(Recorded data)

- - -

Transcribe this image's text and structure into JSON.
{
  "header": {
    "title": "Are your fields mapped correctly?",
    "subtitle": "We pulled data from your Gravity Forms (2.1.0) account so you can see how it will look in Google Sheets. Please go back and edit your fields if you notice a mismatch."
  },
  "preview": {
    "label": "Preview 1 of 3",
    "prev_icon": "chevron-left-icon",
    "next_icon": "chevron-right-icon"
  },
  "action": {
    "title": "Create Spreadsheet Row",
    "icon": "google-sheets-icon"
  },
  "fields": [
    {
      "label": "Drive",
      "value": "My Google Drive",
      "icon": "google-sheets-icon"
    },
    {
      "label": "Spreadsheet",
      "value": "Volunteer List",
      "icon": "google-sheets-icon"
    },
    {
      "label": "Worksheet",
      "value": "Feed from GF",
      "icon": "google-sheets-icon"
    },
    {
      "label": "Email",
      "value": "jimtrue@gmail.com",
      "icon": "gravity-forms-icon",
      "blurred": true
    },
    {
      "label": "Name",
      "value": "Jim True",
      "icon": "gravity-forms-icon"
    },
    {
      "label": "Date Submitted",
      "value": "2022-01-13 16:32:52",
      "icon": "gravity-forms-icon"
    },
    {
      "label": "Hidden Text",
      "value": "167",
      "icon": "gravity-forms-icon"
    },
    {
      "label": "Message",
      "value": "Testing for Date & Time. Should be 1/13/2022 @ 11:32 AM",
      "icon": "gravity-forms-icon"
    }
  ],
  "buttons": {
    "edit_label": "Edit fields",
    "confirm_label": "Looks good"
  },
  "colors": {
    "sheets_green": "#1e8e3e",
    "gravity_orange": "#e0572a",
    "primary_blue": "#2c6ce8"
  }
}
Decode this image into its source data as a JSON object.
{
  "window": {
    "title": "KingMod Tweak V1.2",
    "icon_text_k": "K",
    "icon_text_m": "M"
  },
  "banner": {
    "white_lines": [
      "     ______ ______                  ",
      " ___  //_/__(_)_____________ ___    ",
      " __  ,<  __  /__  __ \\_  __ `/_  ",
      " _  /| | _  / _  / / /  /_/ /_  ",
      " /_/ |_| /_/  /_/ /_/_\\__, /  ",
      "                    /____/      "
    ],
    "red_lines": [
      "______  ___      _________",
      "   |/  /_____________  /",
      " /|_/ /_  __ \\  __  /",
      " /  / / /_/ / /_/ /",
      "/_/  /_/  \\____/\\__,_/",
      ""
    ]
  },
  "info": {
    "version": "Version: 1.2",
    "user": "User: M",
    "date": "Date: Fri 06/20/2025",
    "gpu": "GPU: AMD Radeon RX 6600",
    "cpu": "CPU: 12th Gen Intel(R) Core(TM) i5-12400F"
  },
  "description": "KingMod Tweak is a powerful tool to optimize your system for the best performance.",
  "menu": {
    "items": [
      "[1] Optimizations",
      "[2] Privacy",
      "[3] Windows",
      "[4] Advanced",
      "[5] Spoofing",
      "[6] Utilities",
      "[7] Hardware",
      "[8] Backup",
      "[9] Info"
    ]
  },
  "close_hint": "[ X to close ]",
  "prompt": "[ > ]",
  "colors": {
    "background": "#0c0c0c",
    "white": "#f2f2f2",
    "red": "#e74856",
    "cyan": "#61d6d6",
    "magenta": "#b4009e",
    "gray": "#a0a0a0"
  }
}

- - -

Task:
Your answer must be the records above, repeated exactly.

Answer to the exercise:
Transcribe this image's text and structure into JSON.
{
  "header": {
    "title": "Are your fields mapped correctly?",
    "subtitle": "We pulled data from your Gravity Forms (2.1.0) account so you can see how it will look in Google Sheets. Please go back and edit your fields if you notice a mismatch."
  },
  "preview": {
    "label": "Preview 1 of 3",
    "prev_icon": "chevron-left-icon",
    "next_icon": "chevron-right-icon"
  },
  "action": {
    "title": "Create Spreadsheet Row",
    "icon": "google-sheets-icon"
  },
  "fields": [
    {
      "label": "Drive",
      "value": "My Google Drive",
      "icon": "google-sheets-icon"
    },
    {
      "label": "Spreadsheet",
      "value": "Volunteer List",
      "icon": "google-sheets-icon"
    },
    {
      "label": "Worksheet",
      "value": "Feed from GF",
      "icon": "google-sheets-icon"
    },
    {
      "label": "Email",
      "value": "jimtrue@gmail.com",
      "icon": "gravity-forms-icon",
      "blurred": true
    },
    {
      "label": "Name",
      "value": "Jim True",
      "icon": "gravity-forms-icon"
    },
    {
      "label": "Date Submitted",
      "value": "2022-01-13 16:32:52",
      "icon": "gravity-forms-icon"
    },
    {
      "label": "Hidden Text",
      "value": "167",
      "icon": "gravity-forms-icon"
    },
    {
      "label": "Message",
      "value": "Testing for Date & Time. Should be 1/13/2022 @ 11:32 AM",
      "icon": "gravity-forms-icon"
    }
  ],
  "buttons": {
    "edit_label": "Edit fields",
    "confirm_label": "Looks good"
  },
  "colors": {
    "sheets_green": "#1e8e3e",
    "gravity_orange": "#e0572a",
    "primary_blue": "#2c6ce8"
  }
}
Decode this image into its source data as a JSON object.
{
  "window": {
    "title": "KingMod Tweak V1.2",
    "icon_text_k": "K",
    "icon_text_m": "M"
  },
  "banner": {
    "white_lines": [
      "     ______ ______                  ",
      " ___  //_/__(_)_____________ ___    ",
      " __  ,<  __  /__  __ \\_  __ `/_  ",
      " _  /| | _  / _  / / /  /_/ /_  ",
      " /_/ |_| /_/  /_/ /_/_\\__, /  ",
      "                    /____/      "
    ],
    "red_lines": [
      "______  ___      _________",
      "   |/  /_____________  /",
      " /|_/ /_  __ \\  __  /",
      " /  / / /_/ / /_/ /",
      "/_/  /_/  \\____/\\__,_/",
      ""
    ]
  },
  "info": {
    "version": "Version: 1.2",
    "user": "User: M",
    "date": "Date: Fri 06/20/2025",
    "gpu": "GPU: AMD Radeon RX 6600",
    "cpu": "CPU: 12th Gen Intel(R) Core(TM) i5-12400F"
  },
  "description": "KingMod Tweak is a powerful tool to optimize your system for the best performance.",
  "menu": {
    "items": [
      "[1] Optimizations",
      "[2] Privacy",
      "[3] Windows",
      "[4] Advanced",
      "[5] Spoofing",
      "[6] Utilities",
      "[7] Hardware",
      "[8] Backup",
      "[9] Info"
    ]
  },
  "close_hint": "[ X to close ]",
  "prompt": "[ > ]",
  "colors": {
    "background": "#0c0c0c",
    "white": "#f2f2f2",
    "red": "#e74856",
    "cyan": "#61d6d6",
    "magenta": "#b4009e",
    "gray": "#a0a0a0"
  }
}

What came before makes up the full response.